(Web page and app entries)
···

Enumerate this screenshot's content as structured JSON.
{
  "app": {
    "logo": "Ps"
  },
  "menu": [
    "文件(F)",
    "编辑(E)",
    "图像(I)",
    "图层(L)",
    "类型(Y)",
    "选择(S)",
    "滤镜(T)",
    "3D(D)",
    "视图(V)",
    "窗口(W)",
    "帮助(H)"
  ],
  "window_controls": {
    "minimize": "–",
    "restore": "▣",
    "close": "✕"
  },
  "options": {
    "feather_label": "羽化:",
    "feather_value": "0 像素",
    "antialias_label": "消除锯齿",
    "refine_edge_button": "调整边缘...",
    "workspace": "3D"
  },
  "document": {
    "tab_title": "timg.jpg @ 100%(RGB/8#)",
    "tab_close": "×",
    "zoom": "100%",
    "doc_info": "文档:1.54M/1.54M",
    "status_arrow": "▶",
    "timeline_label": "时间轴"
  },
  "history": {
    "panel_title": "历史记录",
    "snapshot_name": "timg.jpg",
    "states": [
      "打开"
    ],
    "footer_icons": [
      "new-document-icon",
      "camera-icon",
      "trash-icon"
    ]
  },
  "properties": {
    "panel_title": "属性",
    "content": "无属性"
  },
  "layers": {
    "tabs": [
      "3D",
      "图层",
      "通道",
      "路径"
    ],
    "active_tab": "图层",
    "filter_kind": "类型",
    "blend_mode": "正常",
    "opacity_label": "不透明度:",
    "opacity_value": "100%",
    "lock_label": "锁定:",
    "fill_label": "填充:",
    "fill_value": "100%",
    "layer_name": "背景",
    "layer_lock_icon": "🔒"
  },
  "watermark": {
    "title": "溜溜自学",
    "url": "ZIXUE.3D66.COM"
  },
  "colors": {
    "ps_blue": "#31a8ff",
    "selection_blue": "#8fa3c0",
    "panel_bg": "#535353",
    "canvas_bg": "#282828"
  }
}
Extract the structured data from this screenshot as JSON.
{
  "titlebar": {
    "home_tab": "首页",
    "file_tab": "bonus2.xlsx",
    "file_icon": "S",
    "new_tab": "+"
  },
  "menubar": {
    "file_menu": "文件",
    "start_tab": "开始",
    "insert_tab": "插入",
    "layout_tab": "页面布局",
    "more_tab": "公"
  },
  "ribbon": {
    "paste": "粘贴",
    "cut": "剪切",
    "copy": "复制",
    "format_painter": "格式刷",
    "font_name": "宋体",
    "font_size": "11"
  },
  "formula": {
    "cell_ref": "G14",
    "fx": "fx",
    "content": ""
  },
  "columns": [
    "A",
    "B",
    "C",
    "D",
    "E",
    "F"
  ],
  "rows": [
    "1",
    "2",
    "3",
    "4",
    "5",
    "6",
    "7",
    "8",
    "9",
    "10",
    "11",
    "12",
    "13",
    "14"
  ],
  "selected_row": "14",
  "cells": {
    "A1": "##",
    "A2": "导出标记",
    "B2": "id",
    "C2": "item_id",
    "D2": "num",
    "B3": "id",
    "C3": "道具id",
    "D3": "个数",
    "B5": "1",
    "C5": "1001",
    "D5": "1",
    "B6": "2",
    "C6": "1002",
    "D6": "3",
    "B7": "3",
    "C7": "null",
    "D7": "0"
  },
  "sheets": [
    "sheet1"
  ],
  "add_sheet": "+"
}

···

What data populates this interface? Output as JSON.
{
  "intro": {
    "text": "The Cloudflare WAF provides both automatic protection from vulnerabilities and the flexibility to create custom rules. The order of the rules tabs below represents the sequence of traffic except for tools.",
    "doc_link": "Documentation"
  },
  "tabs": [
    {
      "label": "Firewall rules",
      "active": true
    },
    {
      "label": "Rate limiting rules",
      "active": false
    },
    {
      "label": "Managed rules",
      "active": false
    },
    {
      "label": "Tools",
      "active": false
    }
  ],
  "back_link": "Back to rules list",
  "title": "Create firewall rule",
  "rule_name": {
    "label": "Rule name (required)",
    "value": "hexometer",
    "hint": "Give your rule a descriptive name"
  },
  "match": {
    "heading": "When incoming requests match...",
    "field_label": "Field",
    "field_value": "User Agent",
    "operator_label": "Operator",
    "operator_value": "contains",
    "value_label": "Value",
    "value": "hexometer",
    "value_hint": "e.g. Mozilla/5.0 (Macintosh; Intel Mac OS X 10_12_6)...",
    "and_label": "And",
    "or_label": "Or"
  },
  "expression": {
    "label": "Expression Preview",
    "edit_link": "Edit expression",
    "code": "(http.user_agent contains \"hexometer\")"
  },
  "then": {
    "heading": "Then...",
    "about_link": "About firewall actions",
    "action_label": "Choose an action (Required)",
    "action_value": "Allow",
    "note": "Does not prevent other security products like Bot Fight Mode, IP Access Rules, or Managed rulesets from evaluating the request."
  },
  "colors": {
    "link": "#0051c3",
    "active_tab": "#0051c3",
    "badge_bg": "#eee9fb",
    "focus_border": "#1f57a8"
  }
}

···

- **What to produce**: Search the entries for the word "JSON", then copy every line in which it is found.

- **Solution to the problem**:
Enumerate this screenshot's content as structured JSON.
Extract the structured data from this screenshot as JSON.
What data populates this interface? Output as JSON.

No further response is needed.